• [Task statement]
Word for word, reproduce all entries below, leaving every picture out.

Records contained in a dataset:
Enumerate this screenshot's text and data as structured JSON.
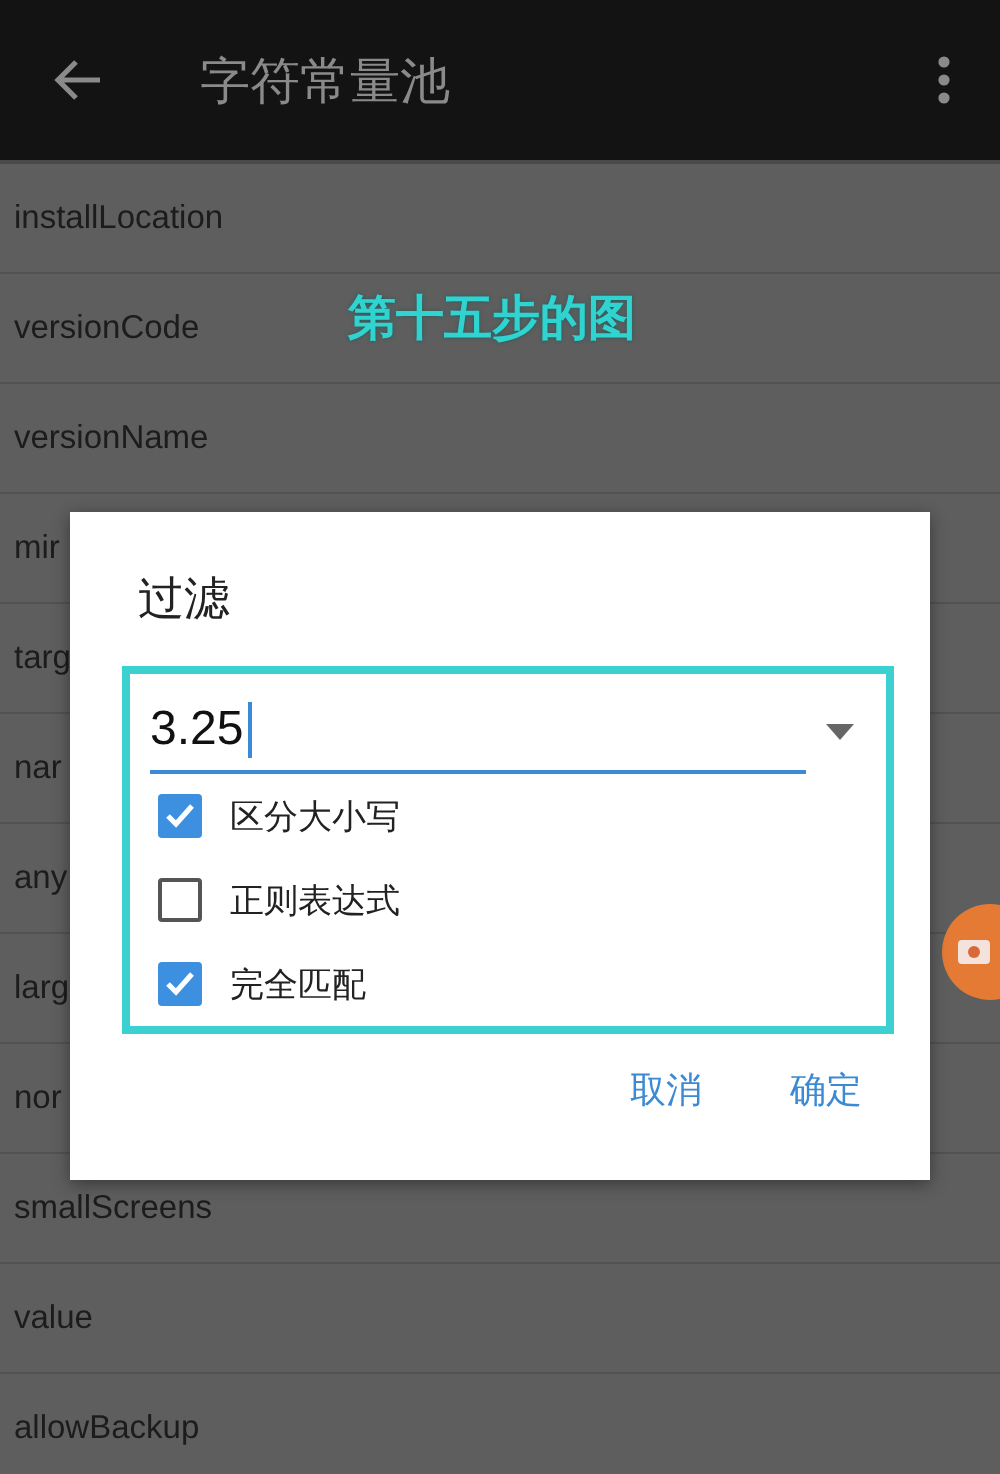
{
  "app_bar": {
    "title": "字符常量池"
  },
  "list": {
    "items": [
      "installLocation",
      "versionCode",
      "versionName",
      "mir",
      "targ",
      "nar",
      "any",
      "larg",
      "nor",
      "smallScreens",
      "value",
      "allowBackup"
    ]
  },
  "annotation": "第十五步的图",
  "dialog": {
    "title": "过滤",
    "filter": {
      "value": "3.25"
    },
    "options": [
      {
        "label": "区分大小写",
        "checked": true
      },
      {
        "label": "正则表达式",
        "checked": false
      },
      {
        "label": "完全匹配",
        "checked": true
      }
    ],
    "buttons": [
      "取消",
      "确定"
    ]
  }
}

• [Reply]
Enumerate this screenshot's text and data as structured JSON.
{
  "app_bar": {
    "title": "字符常量池"
  },
  "list": {
    "items": [
      "installLocation",
      "versionCode",
      "versionName",
      "mir",
      "targ",
      "nar",
      "any",
      "larg",
      "nor",
      "smallScreens",
      "value",
      "allowBackup"
    ]
  },
  "annotation": "第十五步的图",
  "dialog": {
    "title": "过滤",
    "filter": {
      "value": "3.25"
    },
    "options": [
      {
        "label": "区分大小写",
        "checked": true
      },
      {
        "label": "正则表达式",
        "checked": false
      },
      {
        "label": "完全匹配",
        "checked": true
      }
    ],
    "buttons": [
      "取消",
      "确定"
    ]
  }
}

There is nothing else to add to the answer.